- Task description
Your task is to repeat the entries exactly. Leave the pictures out.

- Data for this task
====
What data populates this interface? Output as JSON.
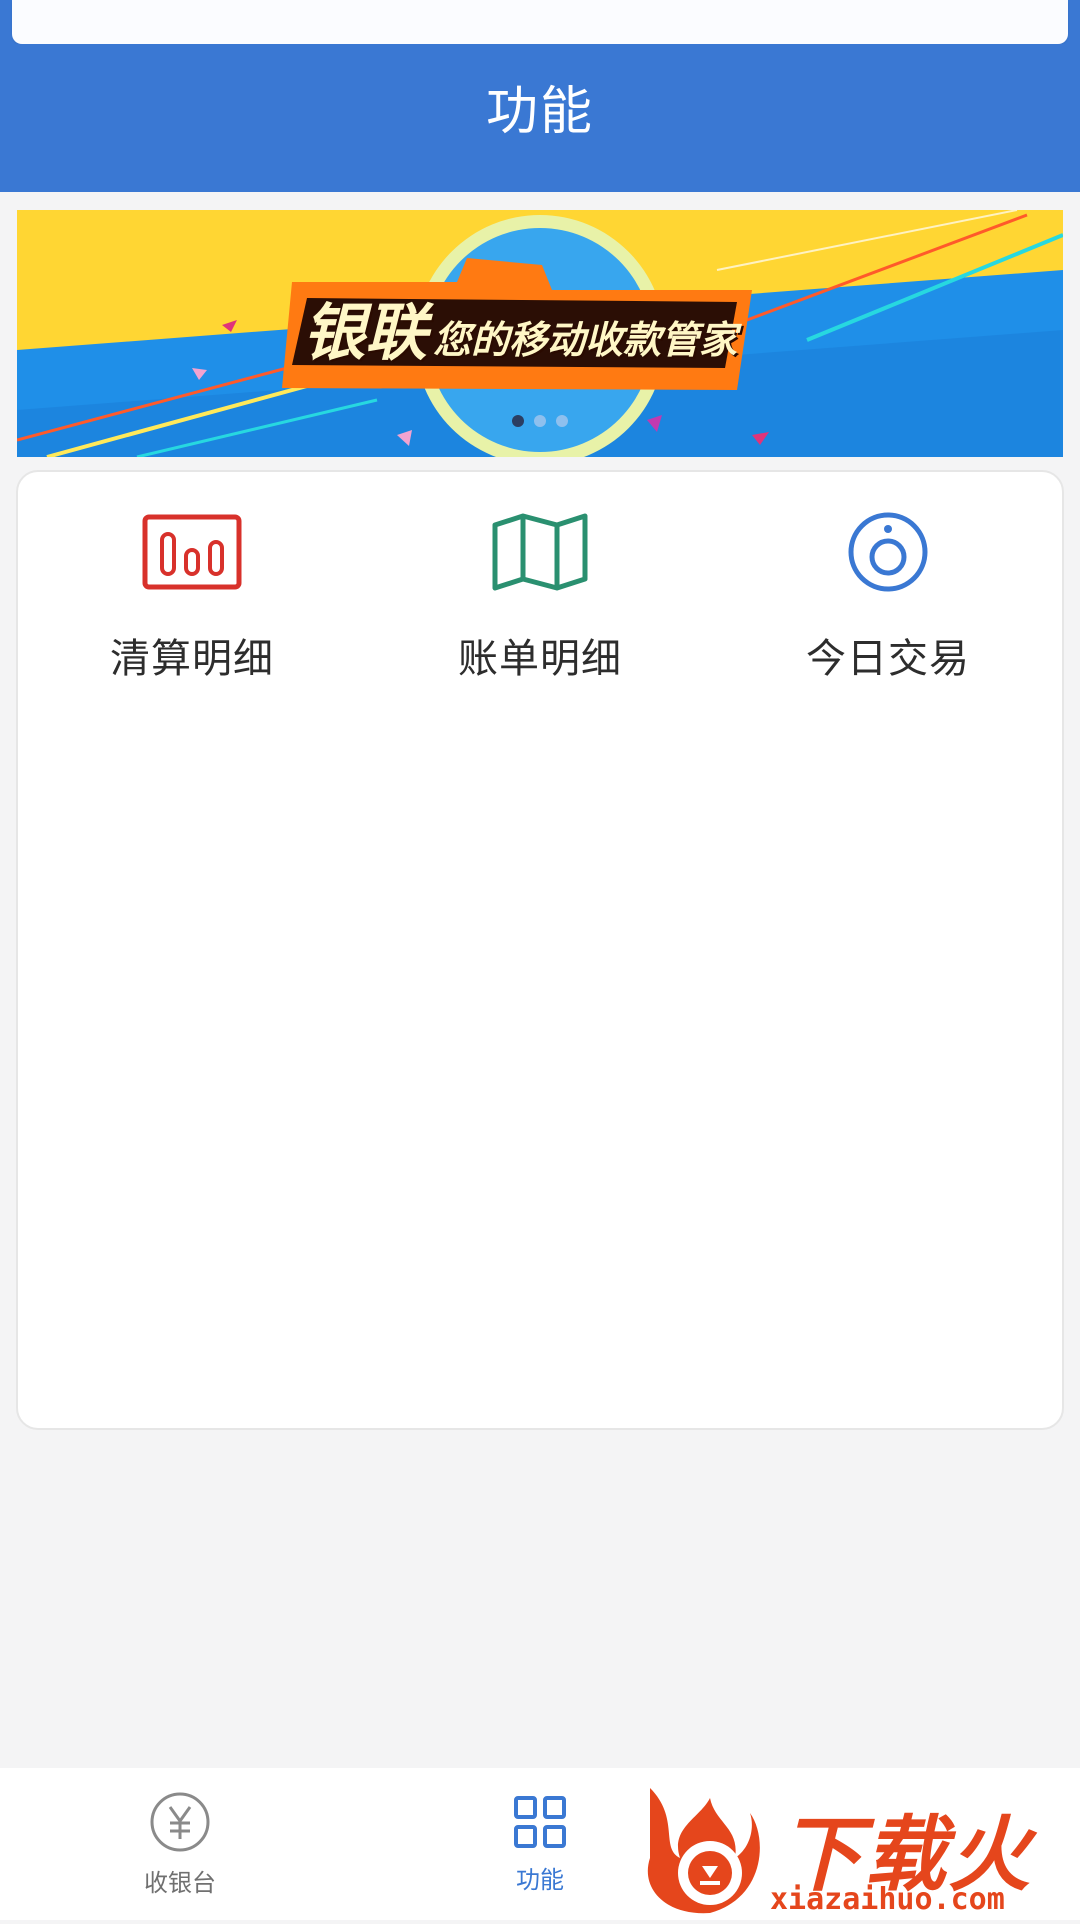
{
  "header": {
    "title": "功能"
  },
  "banner": {
    "brand": "银联",
    "slogan": "您的移动收款管家",
    "dots": 3,
    "active_dot": 0
  },
  "functions": [
    {
      "label": "清算明细",
      "icon": "bar-chart-icon",
      "color": "#d8312b"
    },
    {
      "label": "账单明细",
      "icon": "map-icon",
      "color": "#2a9070"
    },
    {
      "label": "今日交易",
      "icon": "target-icon",
      "color": "#3a78d3"
    }
  ],
  "tabbar": {
    "tabs": [
      {
        "label": "收银台",
        "icon": "yen-icon",
        "active": false
      },
      {
        "label": "功能",
        "icon": "grid-icon",
        "active": true
      }
    ]
  },
  "watermark": {
    "cn": "下载火",
    "en": "xiazaihuo.com"
  },
  "colors": {
    "primary": "#3a78d3",
    "background": "#f4f4f5"
  }
}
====
- Response area
What data populates this interface? Output as JSON.
{
  "header": {
    "title": "功能"
  },
  "banner": {
    "brand": "银联",
    "slogan": "您的移动收款管家",
    "dots": 3,
    "active_dot": 0
  },
  "functions": [
    {
      "label": "清算明细",
      "icon": "bar-chart-icon",
      "color": "#d8312b"
    },
    {
      "label": "账单明细",
      "icon": "map-icon",
      "color": "#2a9070"
    },
    {
      "label": "今日交易",
      "icon": "target-icon",
      "color": "#3a78d3"
    }
  ],
  "tabbar": {
    "tabs": [
      {
        "label": "收银台",
        "icon": "yen-icon",
        "active": false
      },
      {
        "label": "功能",
        "icon": "grid-icon",
        "active": true
      }
    ]
  },
  "watermark": {
    "cn": "下载火",
    "en": "xiazaihuo.com"
  },
  "colors": {
    "primary": "#3a78d3",
    "background": "#f4f4f5"
  }
}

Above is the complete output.